What needs to be done:
The response should contain only those lines of the entries below that include the string "plant".
:: Records for the exercise ::
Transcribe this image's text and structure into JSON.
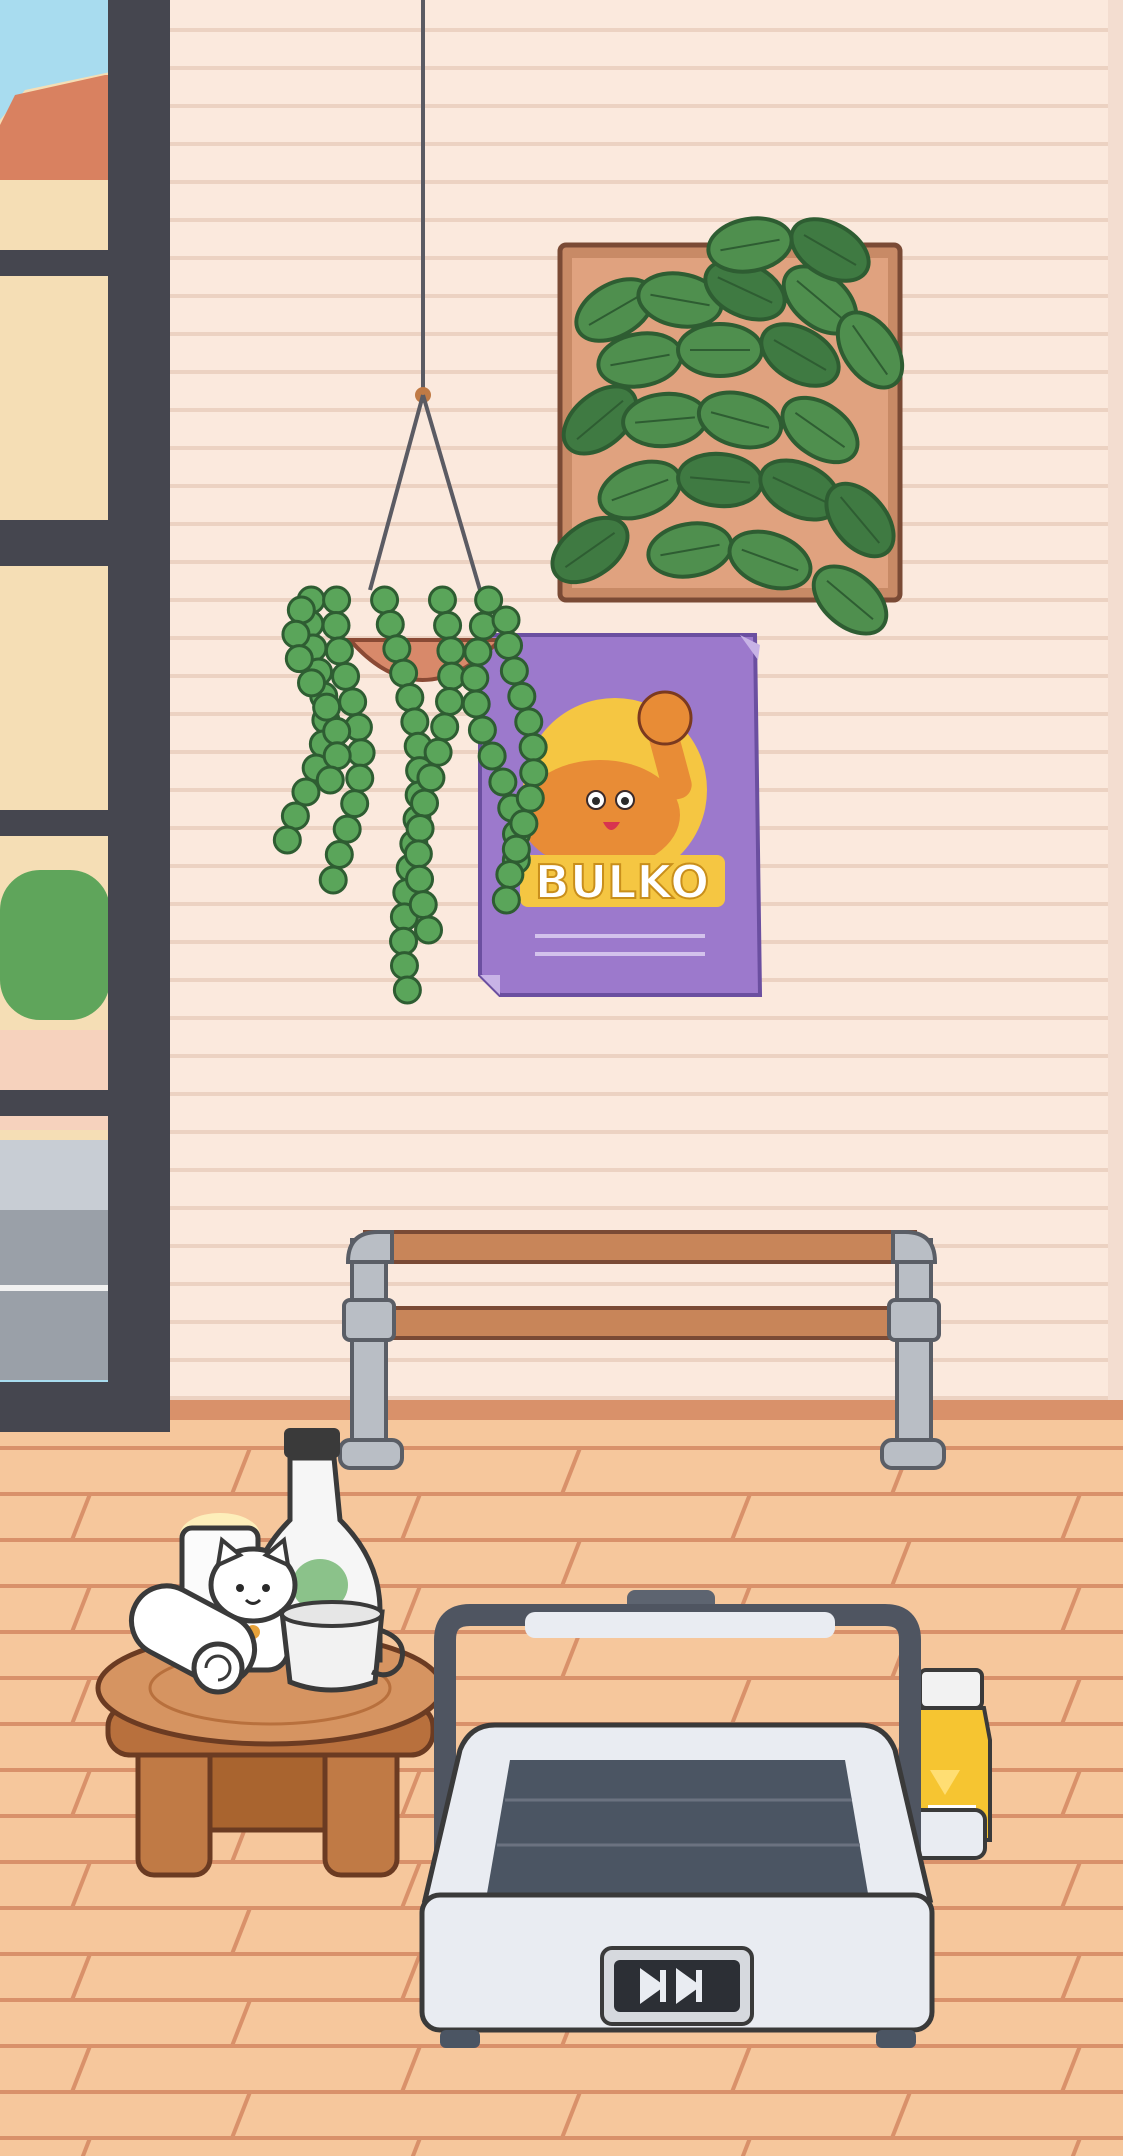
{
  "scene": {
    "room": "gym-corner",
    "colors": {
      "wall": "#fbe9dd",
      "wall_line": "#ecd2c2",
      "floor": "#f6c79c",
      "floor_line": "#d9916a",
      "window_frame": "#45464f",
      "sky": "#a8dcef",
      "poster": "#9c79cc",
      "poster_badge": "#f5c642",
      "leaf": "#4f8f4e",
      "leaf_dark": "#2e5d32",
      "wood": "#c07a45",
      "metal": "#b9bec5",
      "treadmill_body": "#e9ecf2",
      "treadmill_belt": "#4b5563",
      "juice": "#f6c531"
    }
  },
  "poster": {
    "title": "BULKO",
    "icon": "flexing-muscle-icon"
  },
  "treadmill": {
    "control_icon": "fast-forward-icon"
  },
  "items": [
    {
      "name": "hanging-pearl-plant",
      "icon": "plant-icon"
    },
    {
      "name": "wall-fern-frame",
      "icon": "fern-icon"
    },
    {
      "name": "ballet-barre",
      "icon": "barre-icon"
    },
    {
      "name": "wooden-stool",
      "icon": "stool-icon"
    },
    {
      "name": "water-bottle",
      "icon": "bottle-icon"
    },
    {
      "name": "cat-figurine",
      "icon": "cat-icon"
    },
    {
      "name": "towel-roll",
      "icon": "towel-icon"
    },
    {
      "name": "candle",
      "icon": "candle-icon"
    },
    {
      "name": "tea-cup",
      "icon": "cup-icon"
    },
    {
      "name": "juice-bottle",
      "icon": "juice-icon"
    }
  ]
}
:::
Reply to the exercise:
      "name": "hanging-pearl-plant",
      "icon": "plant-icon"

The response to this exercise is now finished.